She was ambitious: she did not wish to spend her life as a wife and mother, as the other women in her village seemed content to do; rather, Valentina Tereshkova wished to be a train driver, to see the world from the cab of her speeding engine. She certainly never imagined she would become a Cosmonaut, second only to Yuri Gagarin, and one of the most famous women in the world.
Born in March 1937, she was a child of the Second World War, the Cold War and the Space Race. “I suppose we have the Nazis to thank for all this,” she muses, the representatives of America and the Union of Soviet Socialist Republics having rushed to Berlin to retrieve Wernher Von Braun and his rocket research, “not to put a man on the Moon but to build rockets to launch at Washington D.C.”
Her life explored in a new play written by Mark Westbrook and directed by Luke Kernaghan and taking its name from her callsign on her mission aboard Vostok 6 in June 1963, the Russian for “seagull,” the lead role of Chaika: First Woman in Space is played in rotation by the ensemble of Abbie Bela, Anika Lee, Cara Gheel, Elfur Gígja Hreggviðsdóttir, Eve Novak, Lorraine Monaghan and Victoria Hooper.
Many of the scenes monologues spoken directly to the audience with the rest of the ensemble either supporting as secondary characters or absent, the acting styles of the cast are as varied as their ability, and there is no attempt to develop a consistent whole or to develop a sense of structure or drama through what is in effect a lesson in a sometimes obscured history.
Not the most academically gifted of the candidates, Tereshkova fitted the necessary criteria, “young, single, reasonably attractive, politically suitable,” a key criteria in her eventual selection that she would not become a problem as Gagarin had become, a national hero whose outspoken opinions could not be silenced.

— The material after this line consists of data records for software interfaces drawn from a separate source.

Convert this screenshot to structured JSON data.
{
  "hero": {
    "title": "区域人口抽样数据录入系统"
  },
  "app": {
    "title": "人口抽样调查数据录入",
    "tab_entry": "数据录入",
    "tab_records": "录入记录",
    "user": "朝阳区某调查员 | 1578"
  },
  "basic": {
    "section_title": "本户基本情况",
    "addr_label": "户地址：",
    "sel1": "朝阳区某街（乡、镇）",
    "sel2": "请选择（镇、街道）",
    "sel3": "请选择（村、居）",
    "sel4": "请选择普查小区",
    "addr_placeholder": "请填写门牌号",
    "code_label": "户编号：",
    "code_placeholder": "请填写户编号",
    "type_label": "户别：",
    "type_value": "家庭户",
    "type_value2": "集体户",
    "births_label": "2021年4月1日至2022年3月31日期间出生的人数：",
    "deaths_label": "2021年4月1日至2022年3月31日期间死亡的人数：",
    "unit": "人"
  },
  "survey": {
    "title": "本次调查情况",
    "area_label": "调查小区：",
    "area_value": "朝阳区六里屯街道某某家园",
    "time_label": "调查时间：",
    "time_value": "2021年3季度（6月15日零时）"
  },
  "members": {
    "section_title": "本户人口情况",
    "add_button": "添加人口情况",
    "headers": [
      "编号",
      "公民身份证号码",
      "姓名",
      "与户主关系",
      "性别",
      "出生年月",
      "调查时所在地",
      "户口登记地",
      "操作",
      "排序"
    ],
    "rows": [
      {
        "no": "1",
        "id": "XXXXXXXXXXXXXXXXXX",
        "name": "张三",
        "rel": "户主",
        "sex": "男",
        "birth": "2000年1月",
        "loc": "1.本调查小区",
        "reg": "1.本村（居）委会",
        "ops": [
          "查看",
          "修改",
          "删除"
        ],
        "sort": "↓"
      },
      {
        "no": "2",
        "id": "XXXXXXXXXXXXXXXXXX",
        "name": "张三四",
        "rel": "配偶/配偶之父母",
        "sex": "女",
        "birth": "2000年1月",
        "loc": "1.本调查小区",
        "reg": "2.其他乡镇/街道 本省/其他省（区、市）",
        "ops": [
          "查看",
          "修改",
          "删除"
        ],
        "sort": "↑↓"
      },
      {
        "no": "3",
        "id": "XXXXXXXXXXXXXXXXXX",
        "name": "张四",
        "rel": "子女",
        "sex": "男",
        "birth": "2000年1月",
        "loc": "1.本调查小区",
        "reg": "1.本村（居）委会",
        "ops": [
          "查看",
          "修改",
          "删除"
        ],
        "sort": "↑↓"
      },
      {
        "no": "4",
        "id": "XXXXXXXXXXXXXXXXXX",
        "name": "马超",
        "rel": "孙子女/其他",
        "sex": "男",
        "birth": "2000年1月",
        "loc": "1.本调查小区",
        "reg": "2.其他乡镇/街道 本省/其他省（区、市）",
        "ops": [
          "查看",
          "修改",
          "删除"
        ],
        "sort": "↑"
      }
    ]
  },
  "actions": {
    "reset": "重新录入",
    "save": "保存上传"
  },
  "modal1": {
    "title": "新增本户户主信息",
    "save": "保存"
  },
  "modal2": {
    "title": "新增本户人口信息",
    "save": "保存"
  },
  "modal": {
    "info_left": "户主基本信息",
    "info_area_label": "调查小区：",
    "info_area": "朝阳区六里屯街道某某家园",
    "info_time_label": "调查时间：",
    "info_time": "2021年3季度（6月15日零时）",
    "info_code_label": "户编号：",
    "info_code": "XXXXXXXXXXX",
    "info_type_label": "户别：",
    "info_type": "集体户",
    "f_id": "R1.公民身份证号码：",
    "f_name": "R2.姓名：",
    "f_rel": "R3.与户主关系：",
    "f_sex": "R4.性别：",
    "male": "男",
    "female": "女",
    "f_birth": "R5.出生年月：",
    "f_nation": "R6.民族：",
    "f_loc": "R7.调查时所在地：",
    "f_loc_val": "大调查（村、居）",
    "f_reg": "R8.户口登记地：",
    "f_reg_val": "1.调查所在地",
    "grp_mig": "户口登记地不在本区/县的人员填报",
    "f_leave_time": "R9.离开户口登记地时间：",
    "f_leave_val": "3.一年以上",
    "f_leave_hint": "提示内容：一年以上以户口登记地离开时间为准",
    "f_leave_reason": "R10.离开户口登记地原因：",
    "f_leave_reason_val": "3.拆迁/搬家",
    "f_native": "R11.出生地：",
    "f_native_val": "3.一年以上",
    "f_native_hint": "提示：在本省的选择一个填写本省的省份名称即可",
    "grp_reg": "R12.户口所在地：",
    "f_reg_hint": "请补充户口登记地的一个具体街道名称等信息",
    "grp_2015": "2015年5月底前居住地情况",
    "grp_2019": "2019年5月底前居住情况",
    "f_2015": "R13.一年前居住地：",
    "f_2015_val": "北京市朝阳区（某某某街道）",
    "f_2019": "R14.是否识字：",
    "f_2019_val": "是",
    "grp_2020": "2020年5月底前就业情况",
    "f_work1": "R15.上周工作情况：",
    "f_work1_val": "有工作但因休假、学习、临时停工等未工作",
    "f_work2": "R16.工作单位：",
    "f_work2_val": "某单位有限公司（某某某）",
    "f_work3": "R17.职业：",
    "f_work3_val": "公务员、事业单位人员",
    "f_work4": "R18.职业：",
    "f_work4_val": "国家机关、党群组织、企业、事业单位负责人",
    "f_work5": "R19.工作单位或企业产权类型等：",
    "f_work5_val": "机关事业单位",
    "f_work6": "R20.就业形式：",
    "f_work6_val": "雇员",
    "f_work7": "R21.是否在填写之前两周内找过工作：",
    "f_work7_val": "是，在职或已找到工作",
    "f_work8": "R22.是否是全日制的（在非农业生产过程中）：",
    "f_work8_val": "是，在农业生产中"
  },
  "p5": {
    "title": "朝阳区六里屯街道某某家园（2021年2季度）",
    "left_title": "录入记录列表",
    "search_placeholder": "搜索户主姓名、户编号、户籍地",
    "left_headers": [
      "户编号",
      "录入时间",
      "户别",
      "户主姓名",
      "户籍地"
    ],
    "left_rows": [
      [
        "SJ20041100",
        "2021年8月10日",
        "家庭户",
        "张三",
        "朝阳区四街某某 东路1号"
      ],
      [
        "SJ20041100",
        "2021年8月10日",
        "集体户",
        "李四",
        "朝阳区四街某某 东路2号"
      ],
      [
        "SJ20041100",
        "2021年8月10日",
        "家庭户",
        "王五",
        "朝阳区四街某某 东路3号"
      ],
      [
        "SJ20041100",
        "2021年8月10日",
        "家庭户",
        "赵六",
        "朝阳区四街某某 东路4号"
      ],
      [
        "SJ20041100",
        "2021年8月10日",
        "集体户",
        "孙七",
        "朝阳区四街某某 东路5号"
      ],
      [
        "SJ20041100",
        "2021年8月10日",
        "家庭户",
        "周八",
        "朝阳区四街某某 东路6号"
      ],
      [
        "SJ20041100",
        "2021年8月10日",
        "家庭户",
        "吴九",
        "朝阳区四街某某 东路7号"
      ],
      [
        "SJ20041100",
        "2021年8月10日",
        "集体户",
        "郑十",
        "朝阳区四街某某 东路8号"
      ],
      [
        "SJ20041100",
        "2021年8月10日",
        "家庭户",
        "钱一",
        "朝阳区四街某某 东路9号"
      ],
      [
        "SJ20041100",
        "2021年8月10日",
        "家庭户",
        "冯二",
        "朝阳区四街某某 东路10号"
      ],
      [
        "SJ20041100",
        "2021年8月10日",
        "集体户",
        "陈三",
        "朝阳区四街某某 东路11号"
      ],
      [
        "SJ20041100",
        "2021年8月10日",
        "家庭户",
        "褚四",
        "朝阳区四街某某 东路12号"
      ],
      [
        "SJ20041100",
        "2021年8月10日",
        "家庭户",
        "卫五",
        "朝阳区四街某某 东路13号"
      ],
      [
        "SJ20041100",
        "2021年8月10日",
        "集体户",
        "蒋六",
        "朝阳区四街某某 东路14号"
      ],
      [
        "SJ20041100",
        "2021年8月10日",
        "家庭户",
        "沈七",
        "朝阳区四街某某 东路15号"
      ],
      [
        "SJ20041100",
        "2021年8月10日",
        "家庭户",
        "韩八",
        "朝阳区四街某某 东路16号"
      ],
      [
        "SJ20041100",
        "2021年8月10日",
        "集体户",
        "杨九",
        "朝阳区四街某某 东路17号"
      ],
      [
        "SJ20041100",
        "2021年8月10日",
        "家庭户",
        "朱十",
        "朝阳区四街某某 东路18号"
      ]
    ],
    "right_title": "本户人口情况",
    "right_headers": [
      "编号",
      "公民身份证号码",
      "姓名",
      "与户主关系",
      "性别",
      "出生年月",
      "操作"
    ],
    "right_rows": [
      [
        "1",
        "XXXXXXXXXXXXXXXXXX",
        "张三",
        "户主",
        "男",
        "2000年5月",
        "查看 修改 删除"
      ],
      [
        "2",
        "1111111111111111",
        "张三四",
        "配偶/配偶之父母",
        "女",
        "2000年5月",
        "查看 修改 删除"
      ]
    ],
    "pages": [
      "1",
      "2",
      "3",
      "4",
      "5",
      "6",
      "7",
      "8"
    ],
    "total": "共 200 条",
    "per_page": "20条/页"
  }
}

The staging limited and unimaginative, confined to an empty stage, the play rests solely on the script and the performances, but unlike the mission and the woman behind it, Chaika takes no risks and pushes no boundaries, as “average and satisfactory” as Tereshkova herself was labelled. There is a story to be told of the first woman in space, but this is not it.